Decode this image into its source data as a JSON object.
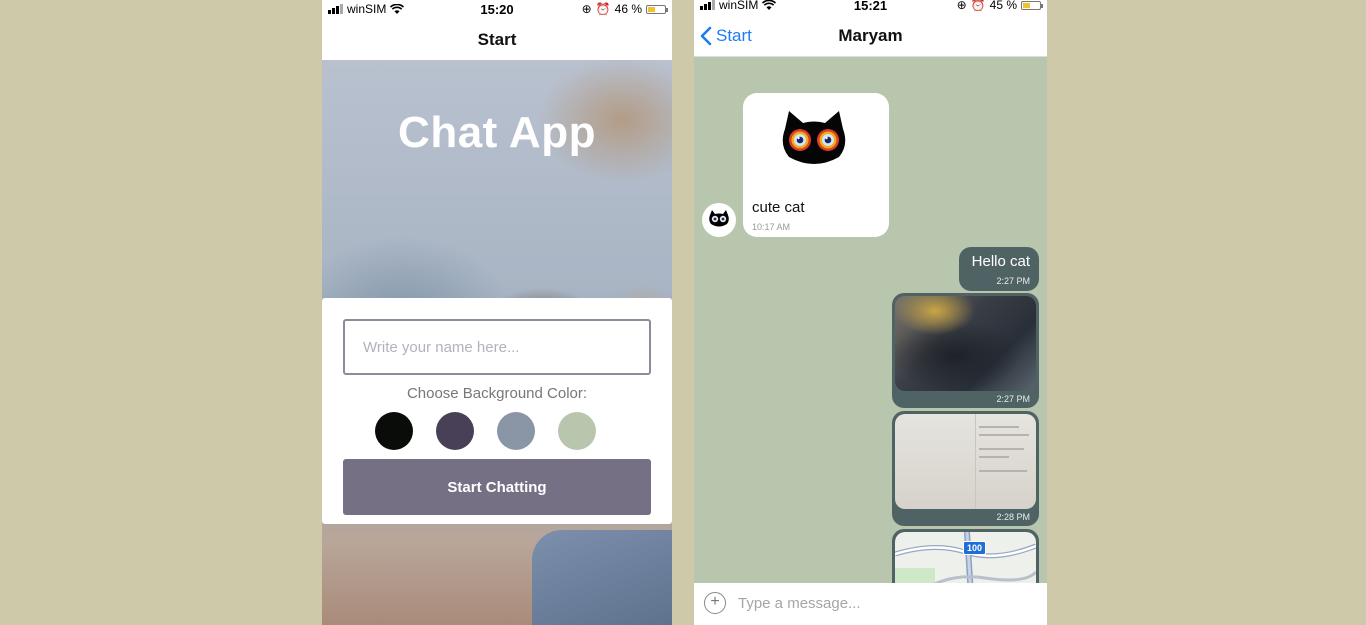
{
  "start_screen": {
    "status": {
      "carrier": "winSIM",
      "time": "15:20",
      "battery": "46 %",
      "battery_level": 0.46
    },
    "nav_title": "Start",
    "app_title": "Chat App",
    "name_input_placeholder": "Write your name here...",
    "color_label": "Choose Background Color:",
    "colors": [
      "#090C08",
      "#474056",
      "#8A95A5",
      "#B9C6AE"
    ],
    "start_button": "Start Chatting"
  },
  "chat_screen": {
    "status": {
      "carrier": "winSIM",
      "time": "15:21",
      "battery": "45 %",
      "battery_level": 0.45
    },
    "back_label": "Start",
    "nav_title": "Maryam",
    "background_color": "#B9C6AE",
    "messages": [
      {
        "from": "other",
        "text": "cute cat",
        "time": "10:17 AM",
        "image": "cat-sticker-icon"
      },
      {
        "from": "me",
        "text": "Hello cat",
        "time": "2:27 PM"
      },
      {
        "from": "me",
        "image": "photo",
        "time": "2:27 PM"
      },
      {
        "from": "me",
        "image": "photo",
        "time": "2:28 PM"
      },
      {
        "from": "me",
        "image": "map",
        "map_badge": "100"
      }
    ],
    "input_placeholder": "Type a message..."
  }
}
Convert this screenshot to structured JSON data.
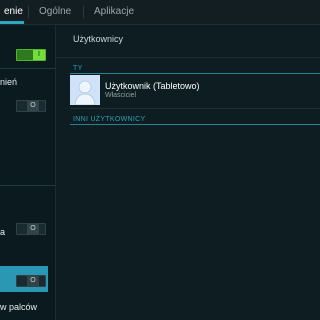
{
  "tabs": [
    {
      "label": "enie",
      "active": true
    },
    {
      "label": "Ogólne",
      "active": false
    },
    {
      "label": "Aplikacje",
      "active": false
    }
  ],
  "sidebar": {
    "labels": {
      "nien": "nień",
      "a": "a",
      "palcow": "w palców"
    },
    "toggles": {
      "top": {
        "state": "on",
        "glyph": "I"
      },
      "nien": {
        "state": "off",
        "glyph": "O"
      },
      "a": {
        "state": "off",
        "glyph": "O"
      },
      "bottom": {
        "state": "off",
        "glyph": "O"
      }
    }
  },
  "content": {
    "title": "Użytkownicy",
    "sections": {
      "you": "TY",
      "others": "INNI UŻYTKOWNICY"
    },
    "user": {
      "name": "Użytkownik (Tabletowo)",
      "role": "Właściciel",
      "avatar_icon": "user-avatar-icon"
    }
  },
  "colors": {
    "accent": "#2ea8c1",
    "toggle_on": "#74dd3b",
    "selected_row": "#2a98b4",
    "background": "#0d1d22"
  }
}
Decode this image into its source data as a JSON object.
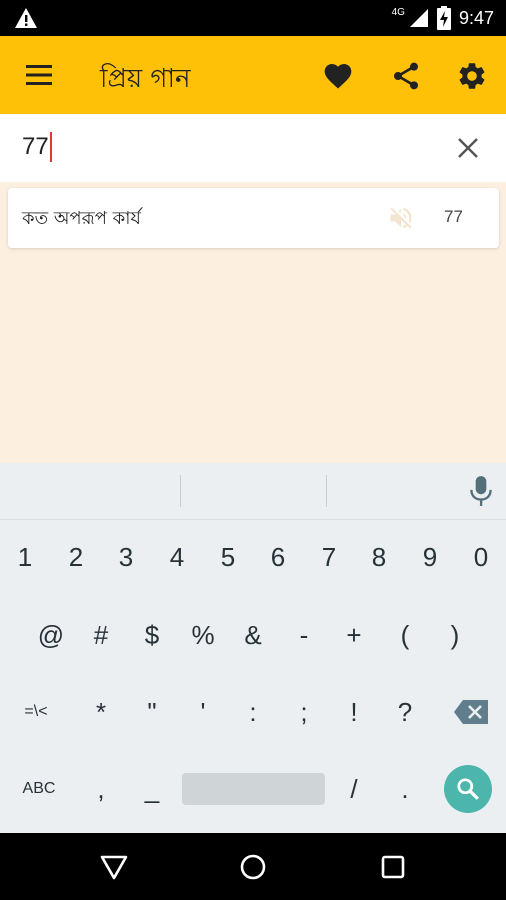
{
  "status_bar": {
    "network": "4G",
    "time": "9:47"
  },
  "app_bar": {
    "title": "প্রিয় গান"
  },
  "search": {
    "value": "77"
  },
  "results": [
    {
      "title": "কত অপরূপ কার্য",
      "number": "77"
    }
  ],
  "keyboard": {
    "row1": [
      "1",
      "2",
      "3",
      "4",
      "5",
      "6",
      "7",
      "8",
      "9",
      "0"
    ],
    "row2": [
      "@",
      "#",
      "$",
      "%",
      "&",
      "-",
      "+",
      "(",
      ")"
    ],
    "row3": [
      "=\\<",
      "*",
      "\"",
      "'",
      ":",
      ";",
      "!",
      "?"
    ],
    "row4_left": "ABC",
    "row4_keys": [
      ",",
      "_",
      "/",
      "."
    ]
  },
  "colors": {
    "app_bar": "#ffc107",
    "background": "#fdefe0",
    "search_key": "#4db6ac"
  }
}
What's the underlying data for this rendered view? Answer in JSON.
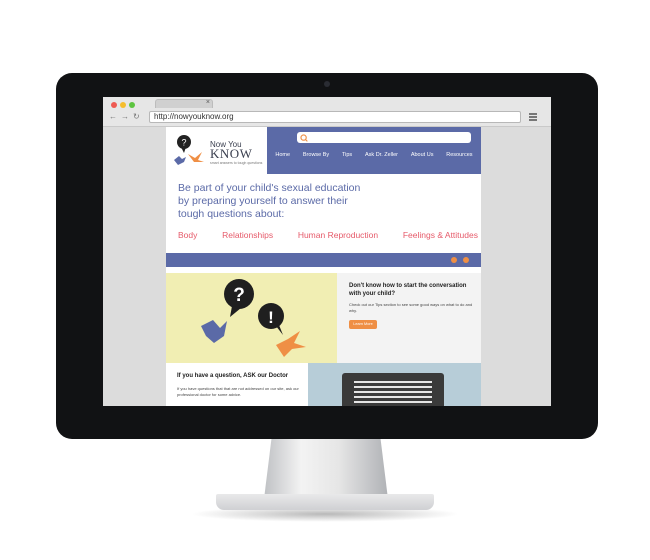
{
  "browser": {
    "tab_close": "×",
    "back": "←",
    "forward": "→",
    "reload": "↻",
    "url": "http://nowyouknow.org"
  },
  "site": {
    "logo": {
      "line1": "Now You",
      "line2": "KNOW",
      "tagline": "smart answers to tough questions"
    },
    "nav": [
      "Home",
      "Browse By",
      "Tips",
      "Ask Dr. Zeller",
      "About Us",
      "Resources"
    ],
    "hero_title": "Be part of your child's sexual education by preparing yourself to answer their tough questions about:",
    "topics": [
      "Body",
      "Relationships",
      "Human Reproduction",
      "Feelings & Attitudes"
    ],
    "promo": {
      "title": "Don't know how to start the conversation with your child?",
      "text": "Check out our Tips section to see some good ways on what to do and why.",
      "button": "Learn More"
    },
    "ask": {
      "title": "If you have a question, ASK our Doctor",
      "text": "If you have questions that that are not addressed on our site, ask our professional doctor for some advice."
    }
  },
  "colors": {
    "brand_blue": "#5b6aa7",
    "accent_orange": "#ef8f45",
    "topic_pink": "#e65a6a",
    "illus_yellow": "#f1eeb3"
  }
}
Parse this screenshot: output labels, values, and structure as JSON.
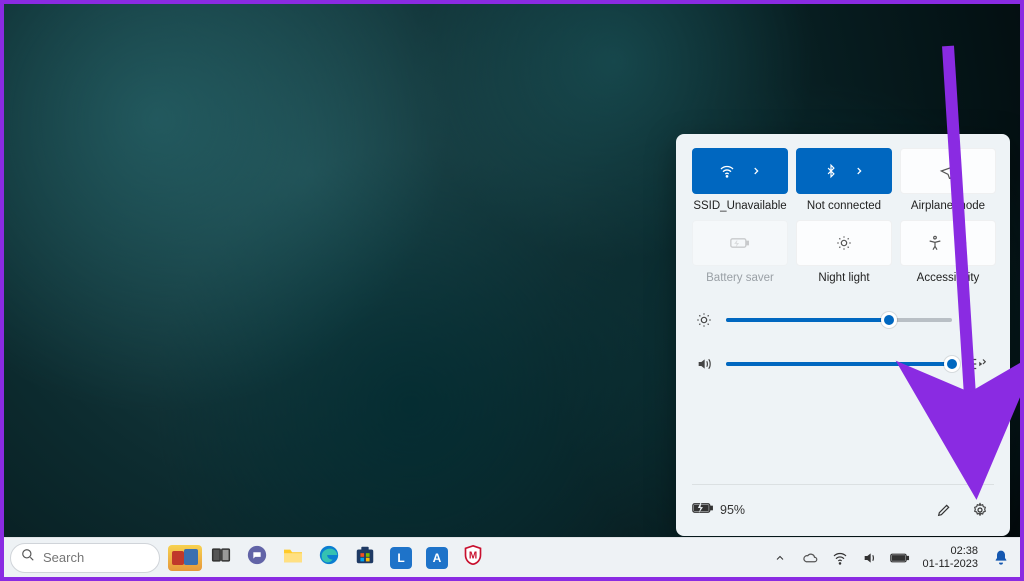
{
  "colors": {
    "accent": "#0067c0",
    "panel": "#eef3f6",
    "arrow": "#8a2be2"
  },
  "quick_settings": {
    "tiles": [
      {
        "key": "wifi",
        "label": "SSID_Unavailable",
        "active": true,
        "expandable": true,
        "icon": "wifi-icon"
      },
      {
        "key": "bluetooth",
        "label": "Not connected",
        "active": true,
        "expandable": true,
        "icon": "bluetooth-icon"
      },
      {
        "key": "airplane",
        "label": "Airplane mode",
        "active": false,
        "expandable": false,
        "icon": "airplane-icon"
      },
      {
        "key": "battery_saver",
        "label": "Battery saver",
        "active": false,
        "disabled": true,
        "icon": "battery-saver-icon"
      },
      {
        "key": "night_light",
        "label": "Night light",
        "active": false,
        "icon": "night-light-icon"
      },
      {
        "key": "accessibility",
        "label": "Accessibility",
        "active": false,
        "expandable": true,
        "icon": "accessibility-icon"
      }
    ],
    "brightness_percent": 72,
    "volume_percent": 100,
    "battery_text": "95%"
  },
  "taskbar": {
    "search_placeholder": "Search",
    "apps": [
      {
        "name": "widgets",
        "icon": "castle-icon"
      },
      {
        "name": "task-view",
        "icon": "task-view-icon"
      },
      {
        "name": "chat",
        "icon": "chat-icon"
      },
      {
        "name": "file-explorer",
        "icon": "file-explorer-icon"
      },
      {
        "name": "edge",
        "icon": "edge-icon"
      },
      {
        "name": "microsoft-store",
        "icon": "store-icon"
      },
      {
        "name": "app-l",
        "icon": "l-icon",
        "letter": "L"
      },
      {
        "name": "app-a",
        "icon": "a-icon",
        "letter": "A"
      },
      {
        "name": "mcafee",
        "icon": "mcafee-icon",
        "letter": "M"
      }
    ],
    "tray": {
      "time": "02:38",
      "date": "01-11-2023"
    }
  }
}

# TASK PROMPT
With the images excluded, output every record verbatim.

# RESPONSE BELOW
Decode this image into its source data as a JSON object.
{
  "start_screen": {
    "status": {
      "carrier": "winSIM",
      "time": "15:20",
      "battery": "46 %",
      "battery_level": 0.46
    },
    "nav_title": "Start",
    "app_title": "Chat App",
    "name_input_placeholder": "Write your name here...",
    "color_label": "Choose Background Color:",
    "colors": [
      "#090C08",
      "#474056",
      "#8A95A5",
      "#B9C6AE"
    ],
    "start_button": "Start Chatting"
  },
  "chat_screen": {
    "status": {
      "carrier": "winSIM",
      "time": "15:21",
      "battery": "45 %",
      "battery_level": 0.45
    },
    "back_label": "Start",
    "nav_title": "Maryam",
    "background_color": "#B9C6AE",
    "messages": [
      {
        "from": "other",
        "text": "cute cat",
        "time": "10:17 AM",
        "image": "cat-sticker-icon"
      },
      {
        "from": "me",
        "text": "Hello cat",
        "time": "2:27 PM"
      },
      {
        "from": "me",
        "image": "photo",
        "time": "2:27 PM"
      },
      {
        "from": "me",
        "image": "photo",
        "time": "2:28 PM"
      },
      {
        "from": "me",
        "image": "map",
        "map_badge": "100"
      }
    ],
    "input_placeholder": "Type a message..."
  }
}
Convert this screenshot to structured JSON data.
{
  "tabs": [
    {
      "label": "enie",
      "active": true
    },
    {
      "label": "Ogólne",
      "active": false
    },
    {
      "label": "Aplikacje",
      "active": false
    }
  ],
  "sidebar": {
    "labels": {
      "nien": "nień",
      "a": "a",
      "palcow": "w palców"
    },
    "toggles": {
      "top": {
        "state": "on",
        "glyph": "I"
      },
      "nien": {
        "state": "off",
        "glyph": "O"
      },
      "a": {
        "state": "off",
        "glyph": "O"
      },
      "bottom": {
        "state": "off",
        "glyph": "O"
      }
    }
  },
  "content": {
    "title": "Użytkownicy",
    "sections": {
      "you": "TY",
      "others": "INNI UŻYTKOWNICY"
    },
    "user": {
      "name": "Użytkownik (Tabletowo)",
      "role": "Właściciel",
      "avatar_icon": "user-avatar-icon"
    }
  },
  "colors": {
    "accent": "#2ea8c1",
    "toggle_on": "#74dd3b",
    "selected_row": "#2a98b4",
    "background": "#0d1d22"
  }
}
Decode this image into its source data as a JSON object.
{
  "status_bar": {
    "network": "4G",
    "time": "9:47"
  },
  "app_bar": {
    "title": "প্রিয় গান"
  },
  "search": {
    "value": "77"
  },
  "results": [
    {
      "title": "কত অপরূপ কার্য",
      "number": "77"
    }
  ],
  "keyboard": {
    "row1": [
      "1",
      "2",
      "3",
      "4",
      "5",
      "6",
      "7",
      "8",
      "9",
      "0"
    ],
    "row2": [
      "@",
      "#",
      "$",
      "%",
      "&",
      "-",
      "+",
      "(",
      ")"
    ],
    "row3": [
      "=\\<",
      "*",
      "\"",
      "'",
      ":",
      ";",
      "!",
      "?"
    ],
    "row4_left": "ABC",
    "row4_keys": [
      ",",
      "_",
      "/",
      "."
    ]
  },
  "colors": {
    "app_bar": "#ffc107",
    "background": "#fdefe0",
    "search_key": "#4db6ac"
  }
}
What's the underlying data for this rendered view? Answer in JSON.
{
  "browser": {
    "tab_close": "×",
    "back": "←",
    "forward": "→",
    "reload": "↻",
    "url": "http://nowyouknow.org"
  },
  "site": {
    "logo": {
      "line1": "Now You",
      "line2": "KNOW",
      "tagline": "smart answers to tough questions"
    },
    "nav": [
      "Home",
      "Browse By",
      "Tips",
      "Ask Dr. Zeller",
      "About Us",
      "Resources"
    ],
    "hero_title": "Be part of your child's sexual education by preparing yourself to answer their tough questions about:",
    "topics": [
      "Body",
      "Relationships",
      "Human Reproduction",
      "Feelings & Attitudes"
    ],
    "promo": {
      "title": "Don't know how to start the conversation with your child?",
      "text": "Check out our Tips section to see some good ways on what to do and why.",
      "button": "Learn More"
    },
    "ask": {
      "title": "If you have a question, ASK our Doctor",
      "text": "If you have questions that that are not addressed on our site, ask our professional doctor for some advice."
    }
  },
  "colors": {
    "brand_blue": "#5b6aa7",
    "accent_orange": "#ef8f45",
    "topic_pink": "#e65a6a",
    "illus_yellow": "#f1eeb3"
  }
}
Parse this screenshot: output labels, values, and structure as JSON.
{
  "colors": {
    "accent": "#0067c0",
    "panel": "#eef3f6",
    "arrow": "#8a2be2"
  },
  "quick_settings": {
    "tiles": [
      {
        "key": "wifi",
        "label": "SSID_Unavailable",
        "active": true,
        "expandable": true,
        "icon": "wifi-icon"
      },
      {
        "key": "bluetooth",
        "label": "Not connected",
        "active": true,
        "expandable": true,
        "icon": "bluetooth-icon"
      },
      {
        "key": "airplane",
        "label": "Airplane mode",
        "active": false,
        "expandable": false,
        "icon": "airplane-icon"
      },
      {
        "key": "battery_saver",
        "label": "Battery saver",
        "active": false,
        "disabled": true,
        "icon": "battery-saver-icon"
      },
      {
        "key": "night_light",
        "label": "Night light",
        "active": false,
        "icon": "night-light-icon"
      },
      {
        "key": "accessibility",
        "label": "Accessibility",
        "active": false,
        "expandable": true,
        "icon": "accessibility-icon"
      }
    ],
    "brightness_percent": 72,
    "volume_percent": 100,
    "battery_text": "95%"
  },
  "taskbar": {
    "search_placeholder": "Search",
    "apps": [
      {
        "name": "widgets",
        "icon": "castle-icon"
      },
      {
        "name": "task-view",
        "icon": "task-view-icon"
      },
      {
        "name": "chat",
        "icon": "chat-icon"
      },
      {
        "name": "file-explorer",
        "icon": "file-explorer-icon"
      },
      {
        "name": "edge",
        "icon": "edge-icon"
      },
      {
        "name": "microsoft-store",
        "icon": "store-icon"
      },
      {
        "name": "app-l",
        "icon": "l-icon",
        "letter": "L"
      },
      {
        "name": "app-a",
        "icon": "a-icon",
        "letter": "A"
      },
      {
        "name": "mcafee",
        "icon": "mcafee-icon",
        "letter": "M"
      }
    ],
    "tray": {
      "time": "02:38",
      "date": "01-11-2023"
    }
  }
}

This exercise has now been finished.